What is a Lottery?


Lottery is a method of raising money by offering prizes to people who purchase tickets. The prize amounts vary, and the chance of winning depends on how many numbers are drawn. Some states allow people to purchase multiple tickets, and the winnings are shared among all ticket holders. Often, the winnings are used for public services or charitable purposes. The word lottery is also used to describe other events that depend on chance, such as marriage, or which judges will hear certain cases.

The term lotteries dates back centuries, and the practice is widespread in many countries. In the United States, state governments operate the nation’s lotteries, which are legal and tax-free. The profits are allocated to various public services and programs, including education and law enforcement.

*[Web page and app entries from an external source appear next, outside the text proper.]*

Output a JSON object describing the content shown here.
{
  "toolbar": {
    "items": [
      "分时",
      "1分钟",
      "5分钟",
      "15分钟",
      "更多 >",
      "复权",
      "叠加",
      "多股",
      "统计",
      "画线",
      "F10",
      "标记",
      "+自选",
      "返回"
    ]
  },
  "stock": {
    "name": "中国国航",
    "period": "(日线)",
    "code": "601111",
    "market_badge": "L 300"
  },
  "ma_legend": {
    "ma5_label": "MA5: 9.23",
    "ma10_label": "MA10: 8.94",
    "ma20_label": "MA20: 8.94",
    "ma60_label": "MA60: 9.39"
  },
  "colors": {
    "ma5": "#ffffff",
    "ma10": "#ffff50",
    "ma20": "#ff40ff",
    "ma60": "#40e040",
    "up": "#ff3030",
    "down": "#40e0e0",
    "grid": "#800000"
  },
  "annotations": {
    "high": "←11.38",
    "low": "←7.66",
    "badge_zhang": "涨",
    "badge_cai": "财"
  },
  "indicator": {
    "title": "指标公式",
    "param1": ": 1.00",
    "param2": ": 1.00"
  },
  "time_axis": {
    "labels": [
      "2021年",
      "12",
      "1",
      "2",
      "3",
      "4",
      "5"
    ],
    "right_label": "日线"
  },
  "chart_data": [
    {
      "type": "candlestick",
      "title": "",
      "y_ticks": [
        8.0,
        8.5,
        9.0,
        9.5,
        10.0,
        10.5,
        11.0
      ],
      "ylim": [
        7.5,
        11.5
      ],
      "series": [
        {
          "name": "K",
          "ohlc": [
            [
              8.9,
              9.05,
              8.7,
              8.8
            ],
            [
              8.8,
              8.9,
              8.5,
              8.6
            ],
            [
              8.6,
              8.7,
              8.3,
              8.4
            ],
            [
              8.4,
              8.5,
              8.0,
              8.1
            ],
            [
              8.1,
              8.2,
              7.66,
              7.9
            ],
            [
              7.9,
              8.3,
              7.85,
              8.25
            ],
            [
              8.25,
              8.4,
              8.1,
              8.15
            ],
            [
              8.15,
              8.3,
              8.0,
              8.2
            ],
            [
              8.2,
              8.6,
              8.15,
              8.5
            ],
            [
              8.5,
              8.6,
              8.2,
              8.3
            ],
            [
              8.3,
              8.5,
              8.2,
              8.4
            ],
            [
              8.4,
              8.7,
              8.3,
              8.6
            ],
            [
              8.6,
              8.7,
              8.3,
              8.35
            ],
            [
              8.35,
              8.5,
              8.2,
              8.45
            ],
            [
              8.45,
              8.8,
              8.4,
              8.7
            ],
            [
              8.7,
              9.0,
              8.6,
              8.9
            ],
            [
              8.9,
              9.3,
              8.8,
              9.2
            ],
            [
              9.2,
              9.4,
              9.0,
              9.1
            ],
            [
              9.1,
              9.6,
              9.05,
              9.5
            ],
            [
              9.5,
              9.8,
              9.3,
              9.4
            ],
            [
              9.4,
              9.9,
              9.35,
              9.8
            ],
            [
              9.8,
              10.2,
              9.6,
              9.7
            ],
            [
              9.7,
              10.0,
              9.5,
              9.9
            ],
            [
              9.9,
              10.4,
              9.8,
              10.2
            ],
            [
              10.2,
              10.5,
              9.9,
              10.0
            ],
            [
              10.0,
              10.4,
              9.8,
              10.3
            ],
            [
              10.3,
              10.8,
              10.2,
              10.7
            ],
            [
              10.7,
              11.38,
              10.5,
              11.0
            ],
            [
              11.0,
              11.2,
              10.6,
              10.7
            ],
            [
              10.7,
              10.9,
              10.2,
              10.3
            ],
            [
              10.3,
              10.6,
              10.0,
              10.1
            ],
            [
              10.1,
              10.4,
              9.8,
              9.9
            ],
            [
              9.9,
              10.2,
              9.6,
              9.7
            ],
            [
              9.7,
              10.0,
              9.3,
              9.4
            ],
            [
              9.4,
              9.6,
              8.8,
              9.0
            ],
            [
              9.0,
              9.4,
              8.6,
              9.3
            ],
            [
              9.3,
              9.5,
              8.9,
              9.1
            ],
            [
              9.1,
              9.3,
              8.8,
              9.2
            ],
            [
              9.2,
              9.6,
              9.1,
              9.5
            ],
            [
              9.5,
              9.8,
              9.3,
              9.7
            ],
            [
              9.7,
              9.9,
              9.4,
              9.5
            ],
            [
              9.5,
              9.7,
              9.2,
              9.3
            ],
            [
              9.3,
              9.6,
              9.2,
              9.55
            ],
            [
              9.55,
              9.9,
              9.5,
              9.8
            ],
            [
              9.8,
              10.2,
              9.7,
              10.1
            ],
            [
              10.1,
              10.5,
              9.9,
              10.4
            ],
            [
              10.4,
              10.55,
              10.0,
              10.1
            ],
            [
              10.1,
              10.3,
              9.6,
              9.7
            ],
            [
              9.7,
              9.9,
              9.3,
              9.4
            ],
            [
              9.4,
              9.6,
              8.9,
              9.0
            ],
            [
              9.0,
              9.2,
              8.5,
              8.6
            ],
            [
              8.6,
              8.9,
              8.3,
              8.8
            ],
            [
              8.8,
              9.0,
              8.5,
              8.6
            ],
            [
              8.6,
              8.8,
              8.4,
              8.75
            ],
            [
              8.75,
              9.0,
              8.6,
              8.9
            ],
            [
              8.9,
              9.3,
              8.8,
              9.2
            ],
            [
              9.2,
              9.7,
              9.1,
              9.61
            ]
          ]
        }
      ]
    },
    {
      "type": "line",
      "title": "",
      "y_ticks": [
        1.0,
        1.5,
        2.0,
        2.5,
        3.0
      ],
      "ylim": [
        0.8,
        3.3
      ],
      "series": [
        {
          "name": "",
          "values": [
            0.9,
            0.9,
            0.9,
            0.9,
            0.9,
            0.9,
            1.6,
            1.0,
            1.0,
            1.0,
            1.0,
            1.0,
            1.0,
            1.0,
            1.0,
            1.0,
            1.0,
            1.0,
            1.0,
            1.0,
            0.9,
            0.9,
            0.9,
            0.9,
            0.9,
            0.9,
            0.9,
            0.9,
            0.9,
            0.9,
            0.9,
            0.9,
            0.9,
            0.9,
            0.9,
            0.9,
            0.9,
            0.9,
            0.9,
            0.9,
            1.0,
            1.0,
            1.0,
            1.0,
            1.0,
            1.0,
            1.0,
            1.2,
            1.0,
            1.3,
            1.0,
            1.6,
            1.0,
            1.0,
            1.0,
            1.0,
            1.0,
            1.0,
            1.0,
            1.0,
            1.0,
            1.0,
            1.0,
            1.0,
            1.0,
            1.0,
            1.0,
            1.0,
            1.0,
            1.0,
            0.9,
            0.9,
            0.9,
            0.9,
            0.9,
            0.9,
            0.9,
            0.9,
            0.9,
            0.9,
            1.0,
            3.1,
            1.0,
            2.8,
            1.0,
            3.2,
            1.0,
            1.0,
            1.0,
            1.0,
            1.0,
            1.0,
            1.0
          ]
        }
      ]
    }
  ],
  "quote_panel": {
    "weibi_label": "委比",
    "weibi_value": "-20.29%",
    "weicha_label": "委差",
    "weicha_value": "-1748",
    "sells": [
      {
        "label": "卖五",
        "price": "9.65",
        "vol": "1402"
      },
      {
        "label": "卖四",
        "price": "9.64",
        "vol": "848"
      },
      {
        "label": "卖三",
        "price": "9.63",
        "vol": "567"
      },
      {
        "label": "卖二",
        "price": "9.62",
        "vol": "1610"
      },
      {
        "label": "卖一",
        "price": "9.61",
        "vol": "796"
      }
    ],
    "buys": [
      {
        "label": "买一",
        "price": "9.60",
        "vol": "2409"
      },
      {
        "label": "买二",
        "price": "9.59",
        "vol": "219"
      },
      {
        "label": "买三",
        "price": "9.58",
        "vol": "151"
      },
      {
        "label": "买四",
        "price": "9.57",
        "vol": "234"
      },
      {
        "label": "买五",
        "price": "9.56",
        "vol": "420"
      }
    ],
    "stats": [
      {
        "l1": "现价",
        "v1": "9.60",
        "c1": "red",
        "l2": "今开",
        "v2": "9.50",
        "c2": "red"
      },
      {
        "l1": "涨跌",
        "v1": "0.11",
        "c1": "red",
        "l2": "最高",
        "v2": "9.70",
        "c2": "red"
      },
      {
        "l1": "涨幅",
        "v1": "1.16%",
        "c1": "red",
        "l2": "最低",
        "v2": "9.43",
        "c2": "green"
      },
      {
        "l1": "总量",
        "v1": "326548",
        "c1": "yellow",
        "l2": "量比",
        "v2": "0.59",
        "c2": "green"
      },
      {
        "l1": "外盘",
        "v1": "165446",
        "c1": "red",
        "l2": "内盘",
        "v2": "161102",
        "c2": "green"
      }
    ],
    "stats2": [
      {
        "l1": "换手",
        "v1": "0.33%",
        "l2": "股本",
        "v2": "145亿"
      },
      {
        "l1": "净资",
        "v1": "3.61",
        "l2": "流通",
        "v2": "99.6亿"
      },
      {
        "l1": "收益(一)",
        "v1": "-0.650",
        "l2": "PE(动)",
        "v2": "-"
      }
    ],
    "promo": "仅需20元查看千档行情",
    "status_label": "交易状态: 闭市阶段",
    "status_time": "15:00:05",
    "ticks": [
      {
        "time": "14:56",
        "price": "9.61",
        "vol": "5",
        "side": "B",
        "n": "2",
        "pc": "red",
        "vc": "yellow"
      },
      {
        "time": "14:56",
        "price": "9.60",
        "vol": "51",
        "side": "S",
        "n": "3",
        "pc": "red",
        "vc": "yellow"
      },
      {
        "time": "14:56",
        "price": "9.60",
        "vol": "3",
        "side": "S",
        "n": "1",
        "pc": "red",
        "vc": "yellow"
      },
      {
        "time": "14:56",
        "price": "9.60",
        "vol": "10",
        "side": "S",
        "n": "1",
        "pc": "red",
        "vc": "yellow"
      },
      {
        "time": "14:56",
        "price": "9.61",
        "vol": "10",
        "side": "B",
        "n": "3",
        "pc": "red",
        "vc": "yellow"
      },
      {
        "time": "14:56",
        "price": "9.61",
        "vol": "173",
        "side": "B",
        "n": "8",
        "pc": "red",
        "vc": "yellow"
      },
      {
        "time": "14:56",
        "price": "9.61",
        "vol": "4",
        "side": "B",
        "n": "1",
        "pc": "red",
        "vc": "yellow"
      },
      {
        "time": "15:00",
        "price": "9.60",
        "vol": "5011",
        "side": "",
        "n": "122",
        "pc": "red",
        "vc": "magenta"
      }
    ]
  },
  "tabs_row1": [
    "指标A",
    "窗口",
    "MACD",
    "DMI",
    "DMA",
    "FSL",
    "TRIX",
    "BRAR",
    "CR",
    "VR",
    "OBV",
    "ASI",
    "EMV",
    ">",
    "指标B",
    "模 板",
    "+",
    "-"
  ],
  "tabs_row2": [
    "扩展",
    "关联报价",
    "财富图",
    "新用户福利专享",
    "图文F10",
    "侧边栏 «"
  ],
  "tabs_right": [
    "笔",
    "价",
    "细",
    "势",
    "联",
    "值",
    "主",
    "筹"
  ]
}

In his book, The Lottery, Stephen Cohen explains how the lottery rose to prominence in the United States in the nineteen-sixties. At that time, a combination of population growth, inflation, and the cost of war meant that state budgets were under strain. To balance the books, lawmakers faced two options: either raise taxes or cut services. Both were highly unpopular with voters.

To resolve the crisis, states began to experiment with alternative sources of revenue. One of these was the lottery, which grew rapidly across the country. While critics have questioned the effectiveness of the lottery as a funding source, it has become an important tool for state governments. The lottery has raised billions of dollars, and it is a popular form of gambling for many Americans.

Many people consider purchasing lottery tickets a low-risk investment. However, this type of investment can be costly in the long run. Purchasing lottery tickets takes away from savings for retirement, college tuition, and other expenses. As a result, it is best to avoid purchasing lottery tickets and instead invest in a safe, secure, and stable financial instrument such as an individual retirement account or a bank savings account.

In addition, some people have a problem with the fact that the lottery relies on chance to determine the winner of a prize. This type of system can lead to dishonest practices, such as rigging the results or buying tickets from friends and family members. In some cases, it can even be a form of illegal gambling.

Aside from the negative impact of lotteries on society, they can also be harmful to your health. Those who play the lottery have an increased risk of heart disease, depression, and anxiety. In addition, they have an increased risk of gambling addiction. Therefore, if you are planning to purchase a lottery ticket, you should consult with your physician to ensure that it is a good fit for you. It is also important to know the rules and regulations of your state’s lottery before you play. This will help to minimize the chances of becoming addicted. Moreover, the best way to reduce your risk of heart disease is to exercise and eat well.